At this point, our page looks almost exactly like the mockup.

weekly mockup to html
Now, it’s time we make it responsive.

7. Building for mobile devices

Our aim would be to make the page look like this:

weekly mokup to html
The important thing to note here is that the right section goes to the top and left section goes beneath. But our HTML markup has left section before the right section. So we need to re-order the elements.
The .pure-u- classes are actually flexbox items. Flexbox items can be re-ordered by setting order property. So, let’s insert the following lines in style.css:

@media screen and (max-width: 48em){
    main {

    #l_section {

    #r_section {


So, we removed the top-margin on <main> tag, set the page to 100% width and height. We re-ordered left and right sections by setting order. This styles are for devices whose width is maximum 48rem (which is 48×16 or 768px)

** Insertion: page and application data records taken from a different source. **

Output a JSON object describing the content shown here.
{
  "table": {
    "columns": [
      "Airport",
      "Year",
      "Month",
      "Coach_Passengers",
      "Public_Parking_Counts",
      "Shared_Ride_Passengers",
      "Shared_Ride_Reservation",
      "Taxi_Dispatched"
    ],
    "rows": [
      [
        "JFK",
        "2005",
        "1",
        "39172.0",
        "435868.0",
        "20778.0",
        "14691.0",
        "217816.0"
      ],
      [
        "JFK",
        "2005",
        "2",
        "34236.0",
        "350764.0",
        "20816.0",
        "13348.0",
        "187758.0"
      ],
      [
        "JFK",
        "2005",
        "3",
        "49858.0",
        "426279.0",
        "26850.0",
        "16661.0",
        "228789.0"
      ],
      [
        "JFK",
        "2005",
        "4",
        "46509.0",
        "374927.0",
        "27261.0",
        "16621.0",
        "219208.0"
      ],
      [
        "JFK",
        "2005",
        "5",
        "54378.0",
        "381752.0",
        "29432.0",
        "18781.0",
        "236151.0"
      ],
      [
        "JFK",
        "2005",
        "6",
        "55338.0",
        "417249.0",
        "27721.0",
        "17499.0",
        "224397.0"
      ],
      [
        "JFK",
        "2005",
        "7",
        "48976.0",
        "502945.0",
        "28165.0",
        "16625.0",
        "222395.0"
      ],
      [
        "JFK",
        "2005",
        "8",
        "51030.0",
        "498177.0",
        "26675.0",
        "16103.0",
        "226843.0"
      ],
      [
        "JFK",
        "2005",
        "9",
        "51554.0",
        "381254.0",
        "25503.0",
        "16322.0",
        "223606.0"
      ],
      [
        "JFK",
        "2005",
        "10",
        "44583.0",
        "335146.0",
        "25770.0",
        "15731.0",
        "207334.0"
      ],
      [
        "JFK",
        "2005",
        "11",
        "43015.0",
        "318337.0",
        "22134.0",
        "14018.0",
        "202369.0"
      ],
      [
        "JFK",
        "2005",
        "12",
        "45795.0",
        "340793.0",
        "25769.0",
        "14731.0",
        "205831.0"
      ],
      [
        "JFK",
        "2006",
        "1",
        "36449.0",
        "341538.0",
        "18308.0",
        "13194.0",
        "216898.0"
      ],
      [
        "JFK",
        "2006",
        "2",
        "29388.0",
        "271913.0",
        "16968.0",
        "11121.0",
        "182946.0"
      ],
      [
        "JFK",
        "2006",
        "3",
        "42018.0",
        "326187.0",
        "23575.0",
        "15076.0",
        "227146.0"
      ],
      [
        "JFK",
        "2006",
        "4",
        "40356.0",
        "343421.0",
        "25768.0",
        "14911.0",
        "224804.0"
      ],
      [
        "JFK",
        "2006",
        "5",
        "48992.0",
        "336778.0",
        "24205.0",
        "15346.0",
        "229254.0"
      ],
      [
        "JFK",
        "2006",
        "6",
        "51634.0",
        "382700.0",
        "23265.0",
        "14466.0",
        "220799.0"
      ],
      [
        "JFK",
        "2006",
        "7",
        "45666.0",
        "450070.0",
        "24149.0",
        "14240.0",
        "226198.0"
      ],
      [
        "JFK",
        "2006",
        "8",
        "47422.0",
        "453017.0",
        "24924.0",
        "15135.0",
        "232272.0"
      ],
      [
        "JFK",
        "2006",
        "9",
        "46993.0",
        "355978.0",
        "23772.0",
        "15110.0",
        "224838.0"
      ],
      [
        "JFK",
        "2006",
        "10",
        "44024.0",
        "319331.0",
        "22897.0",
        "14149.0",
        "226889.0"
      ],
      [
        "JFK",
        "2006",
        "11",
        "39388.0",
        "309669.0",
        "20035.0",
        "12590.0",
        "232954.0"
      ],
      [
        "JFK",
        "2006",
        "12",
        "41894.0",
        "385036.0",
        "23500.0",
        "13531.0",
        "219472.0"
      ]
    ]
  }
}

At this point, if you resize the window to mimick smaller devices, you would notice that the toggler for the menu is not showing up and there’s a horizontal scrollbar. To fix this, insert these line inside @media screen block:

.custom-menu {
     display: block;

 .custom-menu-toggle {
     display: block;
     display: none\9;

 .custom-menu-bottom {
     position: absolute;
     width: 95%;
     background-color: transparent;
     z-index: 100;

 .custom-menu-bottom .pure-menu-link {
     opacity: 1;
     -webkit-transform: translateX(0);
     -moz-transform: translateX(0);
     -ms-transform: translateX(0);
     transform: translateX(0);
     -webkit-transition: all 0.5s;
     -moz-transition: all 0.5s;
     -ms-transition: all 0.5s;
     transition: all 0.5s;

 .custom-menu-bottom.custom-menu-tucked .pure-menu-link {
     -webkit-transform: translateX(-140px);
     -moz-transform: translateX(-140px);
     -ms-transform: translateX(-140px);
     transform: translateX(-140px);
     opacity: 0;
     opacity: 1\9;

 .pure-menu-horizontal.custom-menu-tucked {
     z-index: -1;
     top: 45px;
     position: absolute;
     overflow: hidden;

Here we set the toggler’s display to block. This part of the code I copied from the demo page, as earlier. It sets animation properties and positions the toggler and the menu items one above another.

Now, our page looks good on mobile as well as desktop. But the toggler does not open the menu. To fix this, add a new JavaScript file menu-switch.js inside js/ directory and insert these lines:

(function (window, document) {
         document.getElementById('toggle').addEventListener('click', function (e) {
 })(this, this.document);

And we are done!

Key takeaways

  1. :focus-within: sets properties of parent element when focus is on any of its children.
  2. order CSS property: lets you re-order flexbox elements.


I hope this first edition of the weekly feature has been helpful to you. If you have a question, please use the comment section below. You can fork the GitHub repository and send a pull request if you want to add something to it. You can follow us on Twitter for more useful content.